The notice and hearing procedures given to McLaurin satisfied the Due Process Clause. See Board of Regents v. Roth, 408 U.S. § 64, § 7C n. 7 (1972). The District Court's grant of summary judgment in favor of the District was proper. See Simpson v. Lear Astronics Corp., 77 F 3.d 1170, 1176 (9th Cir. 1996).7
This disposition is not appropriate for publication and may not be cited to or by the courts of this circuit except as provided by 9th Cir. R. 36-3
The defendants are hereinafter collectively referred to as "the District" unless the factual context requires reference to the individual defendants
Under McLaurin's administrative contract, the "administration retain [ed] the right to reassign personnel to such other titles, positions and duties within the employing institution." McLaurin's contract specified that the District could terminate the agreement "at any time for breach of contract, any ground emumerated in the Education Code, the Administrator's failure to perform his or her responsibilities as set forth in this Agreement, as defined by law, or as specified in the Administrator's job description." His contract further indicated that the determination of the Board was final and that McLaurin would not be entitled to an arbitration proceeding under Cal. Educ.Code § 87675
Jones recommended the following discipline: (1) effective November 10, 1992, McLaurin was to be reassigned from his duties as dean and given other duties. His administrative contract, however, was to remain in effect; (2) a letter of reprimand; (3) required attendance at a sexual harassment workshop before June 30, 1993; (4) a recommendation that the Board not extend McLaurin's administrative contract past its June 30, 1993, termination date, but that he keep his tenured faculty status
At the time McLaurin requested an arbitration proceeding, it was not entirely clear whether the California Code provided such a proceeding for administrators. Cal. Educ.Code § 72411.5 specified that "if the administrator has tenure as a faculty member, the dismissal of, and imposition of penalties for cause on, the administrator shall be in accordance with the provisions applicable to faculty members." Under Cal. Educ.Code § 87674, a faculty member could demand a hearing; the governing board and faculty member would then "agree upon an arbitrator to hear the matter.' Under Cal. Educ.Code § 87662, however, administrators were specifically exempted from the arbitration hearing procedures.

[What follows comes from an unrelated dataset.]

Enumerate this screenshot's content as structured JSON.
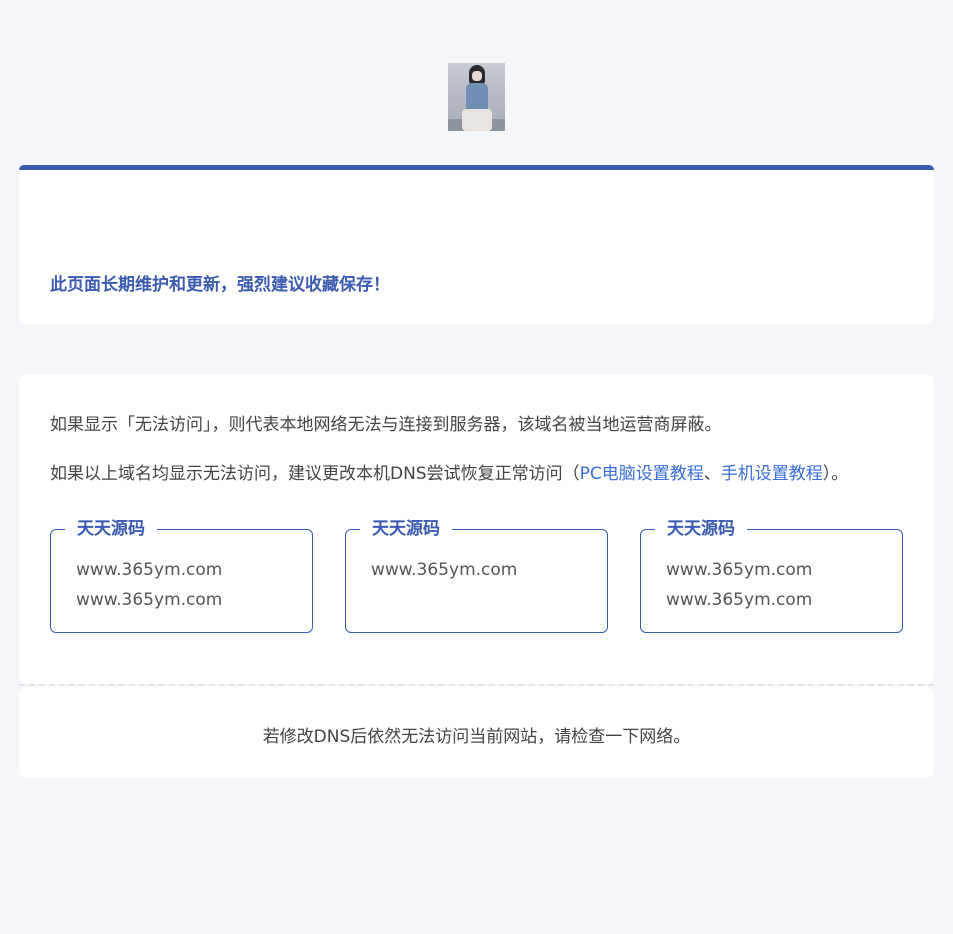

In 1995, the California legislature amended the education code by clarifying that the faculty hearing procedures were not applicable to administrators employed under section 72411. See Cal. Educ Code § 87603 (Deering Supp.1997)
McLaurin's discipline consisted primarily of: (1) the Board's exercise of its right not to renew his management contract at the End of the term; (2) his transfer to a teaching position at CRC; (3) a letter of reprimand being placed in his personnel file; and (4) the blocking of any reassignment to ARC while the complainants continued to be employed at ARC
McLaurin's assertion that the "post-termination" procedures were constitutionally flawed based upon the Board's bias against him is unsupported by the record
Because we reject McLaurin's claims on the merits, we need not decide whether his claims are barred under the doctrine of: (1) qualified immunity; or (2) administrative estoppel. McLaurin's request for attorneys' fees on appeal is denied